= EXERCISE DESCRIPTION =
Could you repeat every entry below word for word, leaving out the pictures?

--- EXERCISE INPUT Enclosed Below ---

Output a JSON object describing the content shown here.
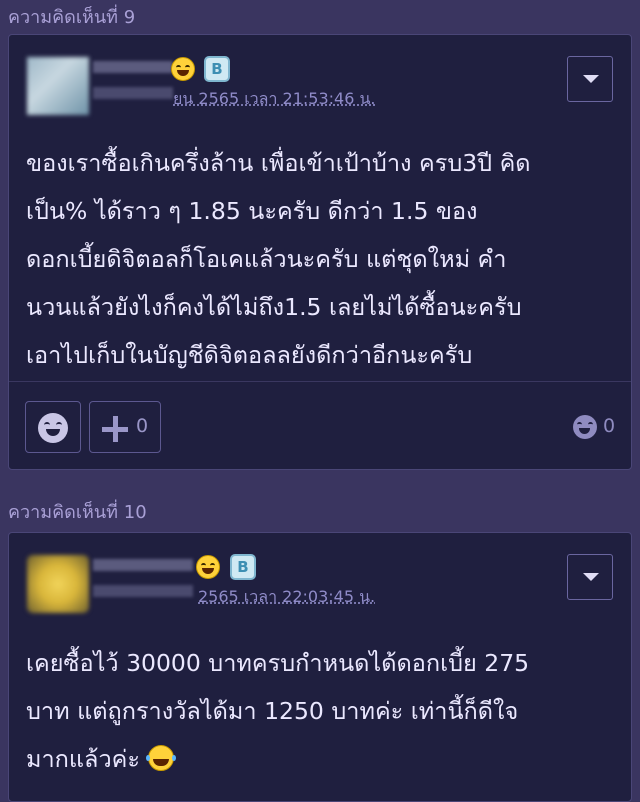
{
  "comments": [
    {
      "label": "ความคิดเห็นที่ 9",
      "timestamp": "ยน 2565 เวลา 21:53:46 น.",
      "badge_letter": "B",
      "text": "ของเราซื้อเกินครึ่งล้าน เพื่อเข้าเป้าบ้าง ครบ3ปี คิด\nเป็น% ได้ราว ๆ 1.85 นะครับ ดีกว่า 1.5 ของ\nดอกเบี้ยดิจิตอลก็โอเคแล้วนะครับ แต่ชุดใหม่ คำ\nนวนแล้วยังไงก็คงได้ไม่ถึง1.5 เลยไม่ได้ซื้อนะครับ\nเอาไปเก็บในบัญชีดิจิตอลลยังดีกว่าอีกนะครับ",
      "plus_count": "0",
      "reaction_count": "0",
      "avatar_colors": [
        "#9fb8c8",
        "#6f93a8"
      ],
      "accent_color": "#ffd23a"
    },
    {
      "label": "ความคิดเห็นที่ 10",
      "timestamp": "2565 เวลา 22:03:45 น.",
      "badge_letter": "B",
      "text": "เคยซื้อไว้ 30000 บาทครบกำหนดได้ดอกเบี้ย 275\nบาท แต่ถูกรางวัลได้มา 1250 บาทค่ะ เท่านี้ก็ดีใจ\nมากแล้วค่ะ",
      "avatar_colors": [
        "#e3c24a",
        "#8a7a30"
      ]
    }
  ],
  "icons": {
    "laugh": "laughing-emoji-icon",
    "badge": "blog-badge-icon",
    "menu": "chevron-down-icon",
    "smile": "smile-icon",
    "plus": "plus-icon"
  }
}
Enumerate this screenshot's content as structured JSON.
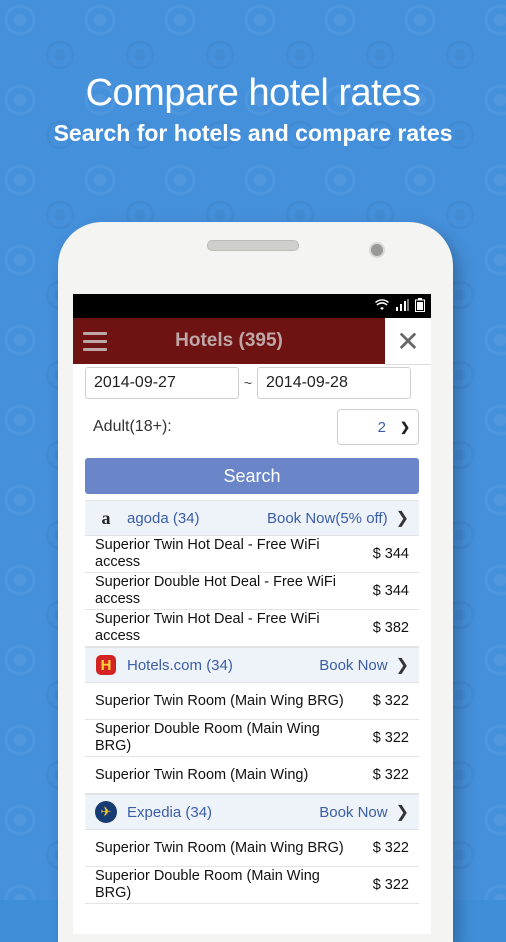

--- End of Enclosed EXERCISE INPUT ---

= SOLUTION FOR THIS EXERCISE =
Output a JSON object describing the content shown here.
{
  "comments": [
    {
      "label": "ความคิดเห็นที่ 9",
      "timestamp": "ยน 2565 เวลา 21:53:46 น.",
      "badge_letter": "B",
      "text": "ของเราซื้อเกินครึ่งล้าน เพื่อเข้าเป้าบ้าง ครบ3ปี คิด\nเป็น% ได้ราว ๆ 1.85 นะครับ ดีกว่า 1.5 ของ\nดอกเบี้ยดิจิตอลก็โอเคแล้วนะครับ แต่ชุดใหม่ คำ\nนวนแล้วยังไงก็คงได้ไม่ถึง1.5 เลยไม่ได้ซื้อนะครับ\nเอาไปเก็บในบัญชีดิจิตอลลยังดีกว่าอีกนะครับ",
      "plus_count": "0",
      "reaction_count": "0",
      "avatar_colors": [
        "#9fb8c8",
        "#6f93a8"
      ],
      "accent_color": "#ffd23a"
    },
    {
      "label": "ความคิดเห็นที่ 10",
      "timestamp": "2565 เวลา 22:03:45 น.",
      "badge_letter": "B",
      "text": "เคยซื้อไว้ 30000 บาทครบกำหนดได้ดอกเบี้ย 275\nบาท แต่ถูกรางวัลได้มา 1250 บาทค่ะ เท่านี้ก็ดีใจ\nมากแล้วค่ะ",
      "avatar_colors": [
        "#e3c24a",
        "#8a7a30"
      ]
    }
  ],
  "icons": {
    "laugh": "laughing-emoji-icon",
    "badge": "blog-badge-icon",
    "menu": "chevron-down-icon",
    "smile": "smile-icon",
    "plus": "plus-icon"
  }
}
Enumerate this screenshot's content as structured JSON.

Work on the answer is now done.